Reading the records beneath this task, work out how many lines contain the word "Roses" and reply with only that number.

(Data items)
※

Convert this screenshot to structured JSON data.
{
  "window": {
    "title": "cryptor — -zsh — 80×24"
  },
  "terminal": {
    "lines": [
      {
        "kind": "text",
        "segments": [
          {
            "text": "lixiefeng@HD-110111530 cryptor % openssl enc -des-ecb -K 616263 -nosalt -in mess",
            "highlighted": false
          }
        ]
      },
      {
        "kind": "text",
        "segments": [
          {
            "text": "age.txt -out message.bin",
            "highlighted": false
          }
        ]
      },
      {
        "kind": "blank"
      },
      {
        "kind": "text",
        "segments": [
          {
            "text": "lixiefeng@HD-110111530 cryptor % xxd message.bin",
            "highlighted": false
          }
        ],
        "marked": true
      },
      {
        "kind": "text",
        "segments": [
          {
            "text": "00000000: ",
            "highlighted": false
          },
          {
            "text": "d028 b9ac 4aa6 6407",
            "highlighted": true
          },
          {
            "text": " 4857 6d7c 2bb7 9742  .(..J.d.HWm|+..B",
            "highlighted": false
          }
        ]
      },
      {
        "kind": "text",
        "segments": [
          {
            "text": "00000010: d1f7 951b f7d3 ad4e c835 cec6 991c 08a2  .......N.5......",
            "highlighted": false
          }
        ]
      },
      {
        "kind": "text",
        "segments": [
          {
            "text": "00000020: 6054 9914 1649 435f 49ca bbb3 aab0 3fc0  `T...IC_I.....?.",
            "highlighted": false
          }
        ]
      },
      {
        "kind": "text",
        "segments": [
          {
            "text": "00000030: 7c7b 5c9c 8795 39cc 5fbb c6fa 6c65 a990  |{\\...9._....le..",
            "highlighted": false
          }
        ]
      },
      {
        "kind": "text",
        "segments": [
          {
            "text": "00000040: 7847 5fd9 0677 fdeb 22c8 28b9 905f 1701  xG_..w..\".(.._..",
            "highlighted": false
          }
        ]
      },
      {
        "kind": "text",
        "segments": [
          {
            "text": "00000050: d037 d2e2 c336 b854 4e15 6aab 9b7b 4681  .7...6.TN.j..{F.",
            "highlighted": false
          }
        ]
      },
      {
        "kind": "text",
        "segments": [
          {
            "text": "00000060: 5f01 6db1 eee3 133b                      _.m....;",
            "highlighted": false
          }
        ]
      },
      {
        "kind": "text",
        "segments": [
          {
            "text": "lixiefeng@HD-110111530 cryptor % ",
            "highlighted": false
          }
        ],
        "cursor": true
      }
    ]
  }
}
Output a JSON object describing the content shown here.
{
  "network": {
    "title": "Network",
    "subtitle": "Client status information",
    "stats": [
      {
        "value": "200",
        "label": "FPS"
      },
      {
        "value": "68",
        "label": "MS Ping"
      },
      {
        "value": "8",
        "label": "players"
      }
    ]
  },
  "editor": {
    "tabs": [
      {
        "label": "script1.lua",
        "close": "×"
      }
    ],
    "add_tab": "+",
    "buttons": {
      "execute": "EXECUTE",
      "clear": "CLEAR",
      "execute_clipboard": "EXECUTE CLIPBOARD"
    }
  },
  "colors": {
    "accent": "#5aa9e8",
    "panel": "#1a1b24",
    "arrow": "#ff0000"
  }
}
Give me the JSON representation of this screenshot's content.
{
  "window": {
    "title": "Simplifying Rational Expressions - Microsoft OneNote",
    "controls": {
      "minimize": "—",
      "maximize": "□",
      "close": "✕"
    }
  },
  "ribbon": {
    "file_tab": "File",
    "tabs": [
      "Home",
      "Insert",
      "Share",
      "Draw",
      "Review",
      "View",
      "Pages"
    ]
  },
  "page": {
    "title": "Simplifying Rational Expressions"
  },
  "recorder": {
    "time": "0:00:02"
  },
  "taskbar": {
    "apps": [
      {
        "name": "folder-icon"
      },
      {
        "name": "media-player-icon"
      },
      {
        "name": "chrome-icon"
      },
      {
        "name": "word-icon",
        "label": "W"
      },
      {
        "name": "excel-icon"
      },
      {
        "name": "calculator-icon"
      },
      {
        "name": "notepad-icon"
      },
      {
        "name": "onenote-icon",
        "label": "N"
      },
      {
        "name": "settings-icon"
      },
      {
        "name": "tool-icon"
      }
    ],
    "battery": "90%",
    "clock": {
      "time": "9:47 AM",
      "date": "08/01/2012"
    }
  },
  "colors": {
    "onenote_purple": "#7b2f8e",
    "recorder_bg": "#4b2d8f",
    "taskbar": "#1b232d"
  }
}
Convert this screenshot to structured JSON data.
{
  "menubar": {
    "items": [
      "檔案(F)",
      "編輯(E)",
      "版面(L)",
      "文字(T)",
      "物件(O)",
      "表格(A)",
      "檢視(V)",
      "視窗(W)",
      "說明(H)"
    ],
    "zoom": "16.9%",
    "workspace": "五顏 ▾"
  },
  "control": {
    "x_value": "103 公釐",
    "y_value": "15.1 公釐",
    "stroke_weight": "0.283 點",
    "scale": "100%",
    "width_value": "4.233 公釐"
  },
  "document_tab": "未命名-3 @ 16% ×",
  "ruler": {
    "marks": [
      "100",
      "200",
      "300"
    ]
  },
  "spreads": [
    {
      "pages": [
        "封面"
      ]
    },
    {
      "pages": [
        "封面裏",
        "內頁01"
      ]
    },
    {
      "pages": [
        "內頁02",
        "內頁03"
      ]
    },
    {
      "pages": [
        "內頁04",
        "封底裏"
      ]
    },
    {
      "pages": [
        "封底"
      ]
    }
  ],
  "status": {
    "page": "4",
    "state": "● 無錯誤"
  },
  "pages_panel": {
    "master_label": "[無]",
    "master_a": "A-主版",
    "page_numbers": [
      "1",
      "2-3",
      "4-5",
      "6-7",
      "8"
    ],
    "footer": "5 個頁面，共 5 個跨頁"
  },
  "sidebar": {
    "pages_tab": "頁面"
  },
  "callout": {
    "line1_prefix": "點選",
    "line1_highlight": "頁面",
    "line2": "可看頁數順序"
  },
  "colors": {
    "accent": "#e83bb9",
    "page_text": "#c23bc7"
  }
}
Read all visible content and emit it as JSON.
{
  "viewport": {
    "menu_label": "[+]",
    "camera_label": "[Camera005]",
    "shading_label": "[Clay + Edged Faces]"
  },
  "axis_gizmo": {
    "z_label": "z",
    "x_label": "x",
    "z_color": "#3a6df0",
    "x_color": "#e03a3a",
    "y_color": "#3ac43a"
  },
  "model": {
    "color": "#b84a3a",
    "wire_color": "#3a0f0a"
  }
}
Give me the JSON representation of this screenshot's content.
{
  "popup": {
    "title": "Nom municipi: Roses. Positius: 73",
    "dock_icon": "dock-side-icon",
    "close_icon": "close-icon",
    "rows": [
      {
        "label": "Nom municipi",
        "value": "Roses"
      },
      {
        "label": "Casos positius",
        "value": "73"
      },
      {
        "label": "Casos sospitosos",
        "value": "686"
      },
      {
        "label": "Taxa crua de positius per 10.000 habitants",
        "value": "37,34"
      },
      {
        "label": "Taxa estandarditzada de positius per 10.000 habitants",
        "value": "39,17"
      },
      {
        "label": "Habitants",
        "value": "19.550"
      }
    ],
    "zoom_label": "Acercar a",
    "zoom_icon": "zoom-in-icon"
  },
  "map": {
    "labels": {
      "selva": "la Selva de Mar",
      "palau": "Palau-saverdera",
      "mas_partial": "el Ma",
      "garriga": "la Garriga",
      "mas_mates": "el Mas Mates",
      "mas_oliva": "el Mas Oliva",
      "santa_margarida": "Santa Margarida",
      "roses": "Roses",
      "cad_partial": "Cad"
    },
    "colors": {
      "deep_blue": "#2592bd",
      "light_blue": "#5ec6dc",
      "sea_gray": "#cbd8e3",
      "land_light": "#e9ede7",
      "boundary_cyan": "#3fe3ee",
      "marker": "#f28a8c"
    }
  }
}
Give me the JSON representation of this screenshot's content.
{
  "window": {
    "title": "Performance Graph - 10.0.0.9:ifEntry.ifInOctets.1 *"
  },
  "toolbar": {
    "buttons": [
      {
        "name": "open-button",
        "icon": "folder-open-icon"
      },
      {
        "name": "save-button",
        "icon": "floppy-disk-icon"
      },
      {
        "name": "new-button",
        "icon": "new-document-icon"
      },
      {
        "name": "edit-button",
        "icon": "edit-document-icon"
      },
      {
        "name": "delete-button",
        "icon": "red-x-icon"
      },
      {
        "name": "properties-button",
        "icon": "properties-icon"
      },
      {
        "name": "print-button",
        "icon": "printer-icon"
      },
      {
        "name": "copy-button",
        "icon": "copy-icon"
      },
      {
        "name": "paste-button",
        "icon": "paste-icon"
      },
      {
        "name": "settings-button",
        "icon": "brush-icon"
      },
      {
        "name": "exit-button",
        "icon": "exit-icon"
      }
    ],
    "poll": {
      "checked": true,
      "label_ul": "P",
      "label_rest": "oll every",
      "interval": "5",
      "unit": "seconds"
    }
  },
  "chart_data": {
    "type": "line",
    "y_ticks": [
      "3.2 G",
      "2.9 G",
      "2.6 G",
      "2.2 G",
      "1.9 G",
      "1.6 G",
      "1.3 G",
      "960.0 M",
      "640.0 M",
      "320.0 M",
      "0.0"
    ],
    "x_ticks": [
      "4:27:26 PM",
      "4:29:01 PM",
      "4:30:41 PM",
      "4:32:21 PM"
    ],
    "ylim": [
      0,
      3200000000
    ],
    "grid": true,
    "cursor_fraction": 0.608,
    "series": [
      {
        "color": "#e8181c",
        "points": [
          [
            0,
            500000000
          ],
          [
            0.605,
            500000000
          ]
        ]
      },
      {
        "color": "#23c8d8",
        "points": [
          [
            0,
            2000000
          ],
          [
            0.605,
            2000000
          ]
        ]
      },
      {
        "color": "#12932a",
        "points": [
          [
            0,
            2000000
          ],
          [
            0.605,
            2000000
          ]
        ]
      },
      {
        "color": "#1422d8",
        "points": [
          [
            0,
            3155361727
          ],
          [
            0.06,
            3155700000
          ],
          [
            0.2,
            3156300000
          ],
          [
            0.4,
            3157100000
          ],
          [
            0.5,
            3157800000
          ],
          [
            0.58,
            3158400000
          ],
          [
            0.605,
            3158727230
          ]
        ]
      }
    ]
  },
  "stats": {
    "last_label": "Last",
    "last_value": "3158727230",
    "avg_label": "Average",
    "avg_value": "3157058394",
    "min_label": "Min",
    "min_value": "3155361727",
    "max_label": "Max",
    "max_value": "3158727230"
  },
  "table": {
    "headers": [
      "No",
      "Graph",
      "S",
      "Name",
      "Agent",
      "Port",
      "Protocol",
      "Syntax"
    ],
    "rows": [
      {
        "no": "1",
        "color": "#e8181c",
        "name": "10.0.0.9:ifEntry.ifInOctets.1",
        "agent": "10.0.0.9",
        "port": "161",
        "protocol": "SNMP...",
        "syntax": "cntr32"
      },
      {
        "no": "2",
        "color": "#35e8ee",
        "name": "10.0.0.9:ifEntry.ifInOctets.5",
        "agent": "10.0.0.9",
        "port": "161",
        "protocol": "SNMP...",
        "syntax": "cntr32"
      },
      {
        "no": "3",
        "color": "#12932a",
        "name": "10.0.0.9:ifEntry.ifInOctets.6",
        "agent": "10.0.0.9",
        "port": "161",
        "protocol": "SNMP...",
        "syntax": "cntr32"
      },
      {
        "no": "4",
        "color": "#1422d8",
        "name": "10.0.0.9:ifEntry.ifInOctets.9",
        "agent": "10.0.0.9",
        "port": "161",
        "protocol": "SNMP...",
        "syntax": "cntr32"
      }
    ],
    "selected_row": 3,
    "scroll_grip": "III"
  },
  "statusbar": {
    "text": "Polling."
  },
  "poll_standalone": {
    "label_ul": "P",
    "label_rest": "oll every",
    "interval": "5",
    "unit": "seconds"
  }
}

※

Expected answer. 3